Friday, February 22, 2019
Giorgos Lanthios | The Favourite
by Douglas Messerli
Deborah Davis and Tony McNamara (writers), Giorgos Lantios (director) The Favourite / 2018
As many critics and viewers with whom I communicated felt, Giorgos Lanthios' 2018 film, co-produced by companies from Ireland, the United Kingdom, and the USA, is a comic romp about two women, Sarah Churchill, Duchess of Marlborough (Rael Weisz) and Abigail Masham, later Baroness Masham (Emma Stone) who vie for the “love” of Anne, Queen of Great Britain (Olivia Colman).
Americans, the British, and evidently the Irish can’t get enough of the kind of “upstairs/downstairs” intrigue that this film, by the totally eccentric Greek director Lanthios, provides. Here it’s all evident, as Abigail, sold by her father to a German in a card game, comes filthily into Anne’s court (she literally falls into the dirty mud and pig-slough as she arrives after a long carriage ride). Witnessing, from her new position as a scullery-maid what is truly going on in this court, that Sarah is evidently sharing the bed of the ailing queen, creating a kind of lesbian relationship that might or might not have been the reality of the real Queen Anne.
It hardly matters, since once Lanthios, through the script by Deborah Davis and Tony McNamara takes us through an early 18th century romp filmed within the walls of the Hatfield House in Hertfordshire, and at Hampton Court Palace in Hampton Court, Surrey, we have entered another world which is beyond any concept of realism. This is perfect Downton Abbey territory, with far more treacherous behavior, as the two possible queen consorts battle it out with graceful bows, guns, and drugs. Abigail ultimately wins out over the almost masculinely powerful Sarah, and she shifts the power structure from the Tory-based demand for war with France to a more pacific retreat which will surely allow property owners in the United Kingdom to achieve greater wealth.
And it is delightful at times to see these two powerful lesbian-aligned women fight it out, particularly given the current issues of Brexit, where many of that country’s citizens want to cut off relationships with the rest of Europe as opposed to allowing a deep interrelationship with the continent with which they are divided only by their island isolation.

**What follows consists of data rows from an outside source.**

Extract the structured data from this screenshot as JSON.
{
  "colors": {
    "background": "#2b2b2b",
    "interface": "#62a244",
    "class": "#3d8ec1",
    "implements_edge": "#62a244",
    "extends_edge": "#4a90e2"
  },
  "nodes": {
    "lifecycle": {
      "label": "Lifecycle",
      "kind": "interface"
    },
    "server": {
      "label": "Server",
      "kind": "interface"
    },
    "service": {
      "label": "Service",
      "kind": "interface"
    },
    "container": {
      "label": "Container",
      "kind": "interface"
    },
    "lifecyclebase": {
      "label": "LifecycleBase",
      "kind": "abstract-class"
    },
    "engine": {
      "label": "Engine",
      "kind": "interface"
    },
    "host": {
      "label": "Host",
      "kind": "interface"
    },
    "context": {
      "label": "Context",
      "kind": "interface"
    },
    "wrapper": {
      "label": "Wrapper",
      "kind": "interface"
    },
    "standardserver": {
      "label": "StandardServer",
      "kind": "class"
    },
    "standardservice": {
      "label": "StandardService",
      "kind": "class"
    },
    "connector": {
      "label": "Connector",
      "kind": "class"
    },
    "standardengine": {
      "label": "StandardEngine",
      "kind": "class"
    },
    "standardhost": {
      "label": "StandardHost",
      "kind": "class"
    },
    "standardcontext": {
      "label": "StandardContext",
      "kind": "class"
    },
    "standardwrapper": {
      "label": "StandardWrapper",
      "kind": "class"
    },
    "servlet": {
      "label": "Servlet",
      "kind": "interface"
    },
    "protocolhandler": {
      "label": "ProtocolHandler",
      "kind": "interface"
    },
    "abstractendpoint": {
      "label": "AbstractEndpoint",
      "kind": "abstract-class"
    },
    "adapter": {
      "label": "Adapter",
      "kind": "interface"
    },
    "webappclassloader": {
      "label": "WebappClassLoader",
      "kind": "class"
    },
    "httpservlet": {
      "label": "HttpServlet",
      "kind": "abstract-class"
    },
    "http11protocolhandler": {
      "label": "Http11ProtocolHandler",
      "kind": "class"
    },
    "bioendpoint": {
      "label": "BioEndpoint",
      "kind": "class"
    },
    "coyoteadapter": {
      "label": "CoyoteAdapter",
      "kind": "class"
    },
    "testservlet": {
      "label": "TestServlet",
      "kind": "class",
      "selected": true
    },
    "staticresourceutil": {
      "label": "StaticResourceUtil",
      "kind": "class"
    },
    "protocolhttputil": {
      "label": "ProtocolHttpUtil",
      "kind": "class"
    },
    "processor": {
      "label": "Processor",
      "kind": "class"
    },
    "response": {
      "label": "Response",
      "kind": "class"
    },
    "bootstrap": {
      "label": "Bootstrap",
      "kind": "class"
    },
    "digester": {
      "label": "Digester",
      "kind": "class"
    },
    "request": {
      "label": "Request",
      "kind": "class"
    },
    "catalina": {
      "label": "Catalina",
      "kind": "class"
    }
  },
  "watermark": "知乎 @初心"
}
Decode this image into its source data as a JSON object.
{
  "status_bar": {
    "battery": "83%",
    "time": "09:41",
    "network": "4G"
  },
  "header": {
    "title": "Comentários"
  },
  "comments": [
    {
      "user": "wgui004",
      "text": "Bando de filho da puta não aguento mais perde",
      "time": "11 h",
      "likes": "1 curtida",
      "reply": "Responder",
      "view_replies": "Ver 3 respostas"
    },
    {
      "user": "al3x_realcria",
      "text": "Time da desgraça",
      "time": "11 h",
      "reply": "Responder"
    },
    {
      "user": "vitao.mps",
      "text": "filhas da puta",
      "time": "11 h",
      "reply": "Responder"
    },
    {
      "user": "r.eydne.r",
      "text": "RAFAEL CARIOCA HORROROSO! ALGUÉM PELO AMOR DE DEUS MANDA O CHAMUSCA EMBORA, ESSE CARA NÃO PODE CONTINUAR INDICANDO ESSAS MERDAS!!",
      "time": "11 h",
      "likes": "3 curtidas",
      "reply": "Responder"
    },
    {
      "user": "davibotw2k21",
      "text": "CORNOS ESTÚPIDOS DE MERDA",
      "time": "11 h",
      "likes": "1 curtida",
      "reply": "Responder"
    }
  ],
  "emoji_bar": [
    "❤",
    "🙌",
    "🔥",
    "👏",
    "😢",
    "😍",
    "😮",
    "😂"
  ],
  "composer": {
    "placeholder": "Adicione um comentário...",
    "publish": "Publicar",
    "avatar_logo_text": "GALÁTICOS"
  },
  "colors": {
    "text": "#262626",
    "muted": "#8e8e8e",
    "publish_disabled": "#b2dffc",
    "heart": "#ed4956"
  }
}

On the one side is Sarah, determined to conquer the European relationships, while on the other is the beautiful Abigail, who helps the Queen realize that the strategies of retreat might allow for better communication with the European continent. Given the historical context, I might argue that Abigail’s manipulation of the royal cunt (a word used quite often in this film) was highly beneficial.

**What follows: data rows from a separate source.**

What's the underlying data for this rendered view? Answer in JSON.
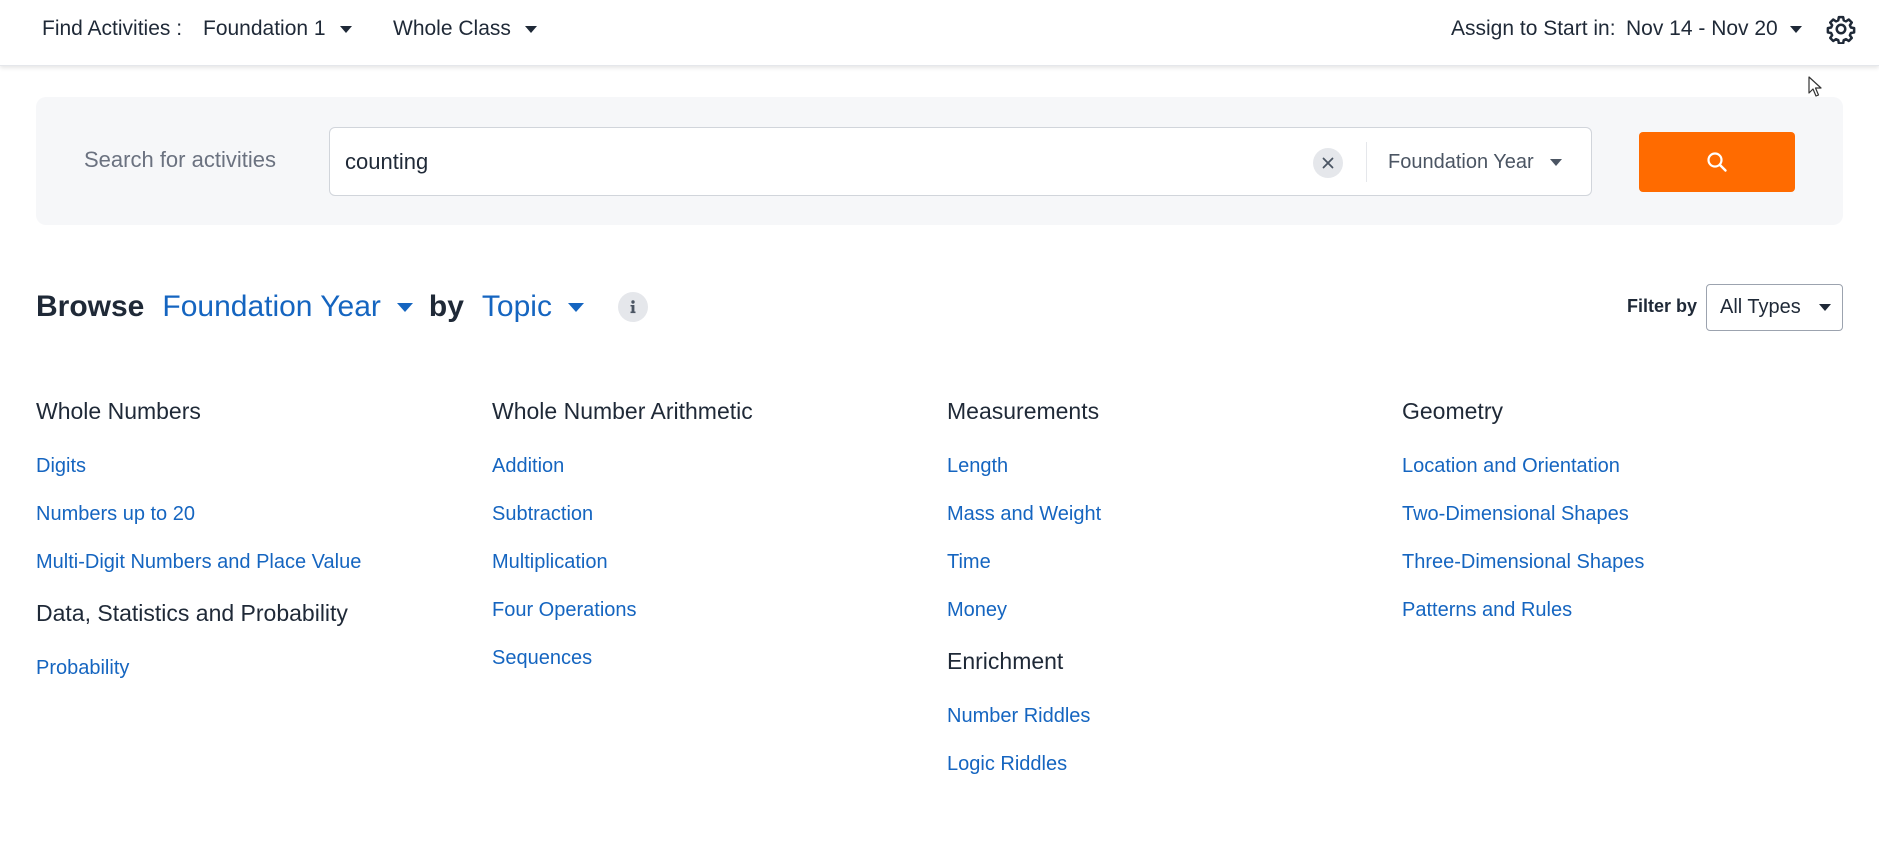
{
  "topbar": {
    "find_label": "Find Activities :",
    "grade_value": "Foundation 1",
    "class_value": "Whole Class",
    "assign_label": "Assign to Start in:",
    "date_value": "Nov 14 - Nov 20"
  },
  "search": {
    "label": "Search for activities",
    "query": "counting",
    "year_value": "Foundation Year"
  },
  "browse": {
    "browse_word": "Browse",
    "year_value": "Foundation Year",
    "by_word": "by",
    "topic_value": "Topic",
    "filter_label": "Filter by",
    "filter_value": "All Types"
  },
  "columns": [
    {
      "groups": [
        {
          "title": "Whole Numbers",
          "items": [
            "Digits",
            "Numbers up to 20",
            "Multi-Digit Numbers and Place Value"
          ]
        },
        {
          "title": "Data, Statistics and Probability",
          "items": [
            "Probability"
          ]
        }
      ]
    },
    {
      "groups": [
        {
          "title": "Whole Number Arithmetic",
          "items": [
            "Addition",
            "Subtraction",
            "Multiplication",
            "Four Operations",
            "Sequences"
          ]
        }
      ]
    },
    {
      "groups": [
        {
          "title": "Measurements",
          "items": [
            "Length",
            "Mass and Weight",
            "Time",
            "Money"
          ]
        },
        {
          "title": "Enrichment",
          "items": [
            "Number Riddles",
            "Logic Riddles"
          ]
        }
      ]
    },
    {
      "groups": [
        {
          "title": "Geometry",
          "items": [
            "Location and Orientation",
            "Two-Dimensional Shapes",
            "Three-Dimensional Shapes",
            "Patterns and Rules"
          ]
        }
      ]
    }
  ],
  "icons": {
    "gear": "gear-icon",
    "search": "search-icon",
    "clear": "close-icon",
    "info": "info-icon"
  },
  "colors": {
    "accent": "#ff6b00",
    "link": "#1565c0",
    "panel": "#f6f7f9"
  }
}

The much-manipulated Queen, however, is not so certain—particularly when she observes the newly acclaimed Keeper of the Privy Purse pressing her shoe against the head of one of her 17 beloved rabbit bunnies, representing the same number of children whom she has had to suffer their deaths. Why, one must ask, did so many innocents die in her palace? Something is clearly rotten in the Palace of Whitehall in the heart of London.
Lanthios, accordingly, suggests a complete overthrow of the masculine world, where the males, dressed up in wigs, pale makeup, and rouged cheeks, are the true stereotypical feminine figures of this world, even if they still presume power. We know, through the back rooms of Queen Anne’s kitchens and bedroom, that they are truly mere pawns in the power-struggle they imagine themselves involved with. Anne shifts positions as her vagina is entertained. She may even regret her changing decisions, but we recognize them as realignments with her lesbian associates. In this matriarchically-dominated world, the men are only spokesmen for the queen’s transforming perceptions, which is one of the major delights of this film, which pretends, just for a few moments, that the issues of politics are truly controlled, in this instance, by women.

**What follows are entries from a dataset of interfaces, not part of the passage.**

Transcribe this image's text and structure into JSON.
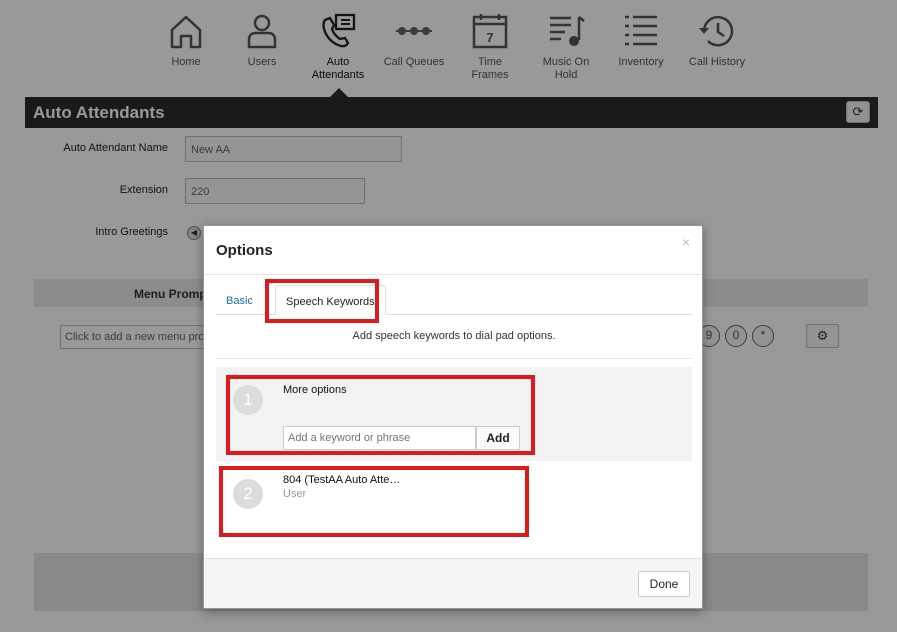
{
  "nav": {
    "items": [
      {
        "label": "Home",
        "icon": "home-icon"
      },
      {
        "label": "Users",
        "icon": "users-icon"
      },
      {
        "label": "Auto\nAttendants",
        "icon": "auto-attendant-icon"
      },
      {
        "label": "Call Queues",
        "icon": "call-queues-icon"
      },
      {
        "label": "Time\nFrames",
        "icon": "calendar-icon"
      },
      {
        "label": "Music On\nHold",
        "icon": "music-icon"
      },
      {
        "label": "Inventory",
        "icon": "list-icon"
      },
      {
        "label": "Call History",
        "icon": "history-icon"
      }
    ],
    "active": "Auto Attendants"
  },
  "page": {
    "title": "Auto Attendants",
    "name_label": "Auto Attendant Name",
    "name_value": "New AA",
    "extension_label": "Extension",
    "extension_value": "220",
    "greetings_label": "Intro Greetings",
    "menu_prompt_label": "Menu Promp",
    "menu_input_placeholder": "Click to add a new menu prom",
    "dial_keys": [
      "9",
      "0",
      "*"
    ]
  },
  "modal": {
    "title": "Options",
    "close": "×",
    "tabs": [
      {
        "label": "Basic"
      },
      {
        "label": "Speech Keywords"
      }
    ],
    "active_tab": "Speech Keywords",
    "subtitle": "Add speech keywords to dial pad options.",
    "options": [
      {
        "number": "1",
        "title": "More options",
        "subtitle": ""
      },
      {
        "number": "2",
        "title": "804 (TestAA Auto Atte…",
        "subtitle": "User"
      }
    ],
    "keyword_placeholder": "Add a keyword or phrase",
    "add_label": "Add",
    "done_label": "Done"
  },
  "colors": {
    "titlebar": "#2c2c2c",
    "highlight": "#e0191b",
    "tab_link": "#1a6fb5"
  }
}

In a larger sense, what Lanthios is allowing us to perceive is a future we males have not quite imagined yet. Except that the world we might not even have imagined will surely not be controlled by terribly arthritically pained woman, who can barely read her occasional statements of major of government (which surely must remind us of another now famous government figure). Anne could hardly read her daily messages, and she made many of decisions based on the influence of her sexual liaisons. I believe that in this film Lanthios has got it quite right, even if we cannot, finally, truly like any of the figures involved in the society which he has presented.
None of his characters are nice people, none of them morally admirable. But then that is true in our own ruling leaders as well. And this film demonstrates just how sad that is—despite our utter enjoyment in watching how it might play out.
Los Angeles, February 22, 2019Reprinted from World Cinema Review (February 2019).